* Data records
[Start of Attachment]

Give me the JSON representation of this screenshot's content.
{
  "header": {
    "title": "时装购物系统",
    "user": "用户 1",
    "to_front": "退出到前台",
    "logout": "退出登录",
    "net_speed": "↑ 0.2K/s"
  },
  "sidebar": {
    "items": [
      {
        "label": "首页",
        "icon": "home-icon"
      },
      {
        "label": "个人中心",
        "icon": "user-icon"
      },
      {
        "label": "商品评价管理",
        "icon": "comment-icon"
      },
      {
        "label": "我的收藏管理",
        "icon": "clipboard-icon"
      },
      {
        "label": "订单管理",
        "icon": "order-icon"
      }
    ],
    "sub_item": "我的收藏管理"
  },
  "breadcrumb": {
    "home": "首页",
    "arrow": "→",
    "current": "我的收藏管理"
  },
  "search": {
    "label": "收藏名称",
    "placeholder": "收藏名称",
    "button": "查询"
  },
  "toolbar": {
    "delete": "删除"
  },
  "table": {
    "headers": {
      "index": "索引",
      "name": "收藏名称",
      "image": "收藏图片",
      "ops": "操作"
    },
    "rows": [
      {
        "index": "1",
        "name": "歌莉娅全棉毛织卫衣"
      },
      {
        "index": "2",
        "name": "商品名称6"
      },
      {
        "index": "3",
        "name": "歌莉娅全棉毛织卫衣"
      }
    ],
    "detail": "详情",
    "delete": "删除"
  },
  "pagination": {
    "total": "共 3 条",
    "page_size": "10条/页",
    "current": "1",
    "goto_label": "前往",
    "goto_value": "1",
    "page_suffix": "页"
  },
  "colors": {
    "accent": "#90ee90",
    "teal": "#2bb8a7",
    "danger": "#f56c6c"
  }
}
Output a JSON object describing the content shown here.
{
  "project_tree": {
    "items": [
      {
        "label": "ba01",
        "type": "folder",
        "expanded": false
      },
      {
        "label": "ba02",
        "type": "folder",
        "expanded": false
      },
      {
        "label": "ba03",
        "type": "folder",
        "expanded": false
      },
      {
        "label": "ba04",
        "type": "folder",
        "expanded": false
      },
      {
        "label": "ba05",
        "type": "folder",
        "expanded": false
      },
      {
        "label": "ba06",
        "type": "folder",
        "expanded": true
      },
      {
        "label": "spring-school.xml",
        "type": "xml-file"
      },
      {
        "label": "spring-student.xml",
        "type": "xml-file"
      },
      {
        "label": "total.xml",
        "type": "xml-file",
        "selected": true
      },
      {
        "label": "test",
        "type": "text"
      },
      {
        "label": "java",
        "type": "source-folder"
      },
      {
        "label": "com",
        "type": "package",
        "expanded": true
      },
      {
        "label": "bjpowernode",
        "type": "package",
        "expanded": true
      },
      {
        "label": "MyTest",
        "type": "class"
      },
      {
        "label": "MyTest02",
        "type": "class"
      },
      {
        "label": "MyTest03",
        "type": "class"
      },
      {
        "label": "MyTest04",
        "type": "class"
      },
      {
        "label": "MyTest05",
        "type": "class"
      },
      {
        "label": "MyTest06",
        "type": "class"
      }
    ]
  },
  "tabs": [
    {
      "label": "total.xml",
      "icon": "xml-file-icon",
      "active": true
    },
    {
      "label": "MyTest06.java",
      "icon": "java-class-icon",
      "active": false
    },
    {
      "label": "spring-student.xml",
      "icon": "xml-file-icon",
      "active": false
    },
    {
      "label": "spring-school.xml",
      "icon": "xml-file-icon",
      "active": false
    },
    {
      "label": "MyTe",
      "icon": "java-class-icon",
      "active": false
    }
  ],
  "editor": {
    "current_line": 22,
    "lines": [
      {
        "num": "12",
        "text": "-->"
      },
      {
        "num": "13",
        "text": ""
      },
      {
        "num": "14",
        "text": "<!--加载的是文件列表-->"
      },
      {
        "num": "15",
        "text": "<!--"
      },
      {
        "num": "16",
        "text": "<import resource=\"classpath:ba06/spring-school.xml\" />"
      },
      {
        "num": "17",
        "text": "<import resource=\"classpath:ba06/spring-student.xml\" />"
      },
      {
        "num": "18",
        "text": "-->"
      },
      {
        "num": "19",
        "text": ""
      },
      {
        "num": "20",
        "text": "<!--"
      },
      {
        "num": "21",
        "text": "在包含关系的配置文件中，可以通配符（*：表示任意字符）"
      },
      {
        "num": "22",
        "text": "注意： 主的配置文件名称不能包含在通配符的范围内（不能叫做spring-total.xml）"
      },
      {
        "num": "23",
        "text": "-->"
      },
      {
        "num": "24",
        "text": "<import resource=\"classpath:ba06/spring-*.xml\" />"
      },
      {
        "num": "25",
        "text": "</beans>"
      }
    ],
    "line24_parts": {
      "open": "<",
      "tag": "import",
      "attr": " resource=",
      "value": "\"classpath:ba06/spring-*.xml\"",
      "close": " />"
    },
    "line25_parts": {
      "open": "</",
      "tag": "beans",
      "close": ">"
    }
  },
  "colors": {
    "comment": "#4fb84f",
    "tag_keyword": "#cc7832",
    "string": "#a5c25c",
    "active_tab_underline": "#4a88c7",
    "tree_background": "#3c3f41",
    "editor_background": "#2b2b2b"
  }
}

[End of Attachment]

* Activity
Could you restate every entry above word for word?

* Output below
Give me the JSON representation of this screenshot's content.
{
  "header": {
    "title": "时装购物系统",
    "user": "用户 1",
    "to_front": "退出到前台",
    "logout": "退出登录",
    "net_speed": "↑ 0.2K/s"
  },
  "sidebar": {
    "items": [
      {
        "label": "首页",
        "icon": "home-icon"
      },
      {
        "label": "个人中心",
        "icon": "user-icon"
      },
      {
        "label": "商品评价管理",
        "icon": "comment-icon"
      },
      {
        "label": "我的收藏管理",
        "icon": "clipboard-icon"
      },
      {
        "label": "订单管理",
        "icon": "order-icon"
      }
    ],
    "sub_item": "我的收藏管理"
  },
  "breadcrumb": {
    "home": "首页",
    "arrow": "→",
    "current": "我的收藏管理"
  },
  "search": {
    "label": "收藏名称",
    "placeholder": "收藏名称",
    "button": "查询"
  },
  "toolbar": {
    "delete": "删除"
  },
  "table": {
    "headers": {
      "index": "索引",
      "name": "收藏名称",
      "image": "收藏图片",
      "ops": "操作"
    },
    "rows": [
      {
        "index": "1",
        "name": "歌莉娅全棉毛织卫衣"
      },
      {
        "index": "2",
        "name": "商品名称6"
      },
      {
        "index": "3",
        "name": "歌莉娅全棉毛织卫衣"
      }
    ],
    "detail": "详情",
    "delete": "删除"
  },
  "pagination": {
    "total": "共 3 条",
    "page_size": "10条/页",
    "current": "1",
    "goto_label": "前往",
    "goto_value": "1",
    "page_suffix": "页"
  },
  "colors": {
    "accent": "#90ee90",
    "teal": "#2bb8a7",
    "danger": "#f56c6c"
  }
}
Output a JSON object describing the content shown here.
{
  "project_tree": {
    "items": [
      {
        "label": "ba01",
        "type": "folder",
        "expanded": false
      },
      {
        "label": "ba02",
        "type": "folder",
        "expanded": false
      },
      {
        "label": "ba03",
        "type": "folder",
        "expanded": false
      },
      {
        "label": "ba04",
        "type": "folder",
        "expanded": false
      },
      {
        "label": "ba05",
        "type": "folder",
        "expanded": false
      },
      {
        "label": "ba06",
        "type": "folder",
        "expanded": true
      },
      {
        "label": "spring-school.xml",
        "type": "xml-file"
      },
      {
        "label": "spring-student.xml",
        "type": "xml-file"
      },
      {
        "label": "total.xml",
        "type": "xml-file",
        "selected": true
      },
      {
        "label": "test",
        "type": "text"
      },
      {
        "label": "java",
        "type": "source-folder"
      },
      {
        "label": "com",
        "type": "package",
        "expanded": true
      },
      {
        "label": "bjpowernode",
        "type": "package",
        "expanded": true
      },
      {
        "label": "MyTest",
        "type": "class"
      },
      {
        "label": "MyTest02",
        "type": "class"
      },
      {
        "label": "MyTest03",
        "type": "class"
      },
      {
        "label": "MyTest04",
        "type": "class"
      },
      {
        "label": "MyTest05",
        "type": "class"
      },
      {
        "label": "MyTest06",
        "type": "class"
      }
    ]
  },
  "tabs": [
    {
      "label": "total.xml",
      "icon": "xml-file-icon",
      "active": true
    },
    {
      "label": "MyTest06.java",
      "icon": "java-class-icon",
      "active": false
    },
    {
      "label": "spring-student.xml",
      "icon": "xml-file-icon",
      "active": false
    },
    {
      "label": "spring-school.xml",
      "icon": "xml-file-icon",
      "active": false
    },
    {
      "label": "MyTe",
      "icon": "java-class-icon",
      "active": false
    }
  ],
  "editor": {
    "current_line": 22,
    "lines": [
      {
        "num": "12",
        "text": "-->"
      },
      {
        "num": "13",
        "text": ""
      },
      {
        "num": "14",
        "text": "<!--加载的是文件列表-->"
      },
      {
        "num": "15",
        "text": "<!--"
      },
      {
        "num": "16",
        "text": "<import resource=\"classpath:ba06/spring-school.xml\" />"
      },
      {
        "num": "17",
        "text": "<import resource=\"classpath:ba06/spring-student.xml\" />"
      },
      {
        "num": "18",
        "text": "-->"
      },
      {
        "num": "19",
        "text": ""
      },
      {
        "num": "20",
        "text": "<!--"
      },
      {
        "num": "21",
        "text": "在包含关系的配置文件中，可以通配符（*：表示任意字符）"
      },
      {
        "num": "22",
        "text": "注意： 主的配置文件名称不能包含在通配符的范围内（不能叫做spring-total.xml）"
      },
      {
        "num": "23",
        "text": "-->"
      },
      {
        "num": "24",
        "text": "<import resource=\"classpath:ba06/spring-*.xml\" />"
      },
      {
        "num": "25",
        "text": "</beans>"
      }
    ],
    "line24_parts": {
      "open": "<",
      "tag": "import",
      "attr": " resource=",
      "value": "\"classpath:ba06/spring-*.xml\"",
      "close": " />"
    },
    "line25_parts": {
      "open": "</",
      "tag": "beans",
      "close": ">"
    }
  },
  "colors": {
    "comment": "#4fb84f",
    "tag_keyword": "#cc7832",
    "string": "#a5c25c",
    "active_tab_underline": "#4a88c7",
    "tree_background": "#3c3f41",
    "editor_background": "#2b2b2b"
  }
}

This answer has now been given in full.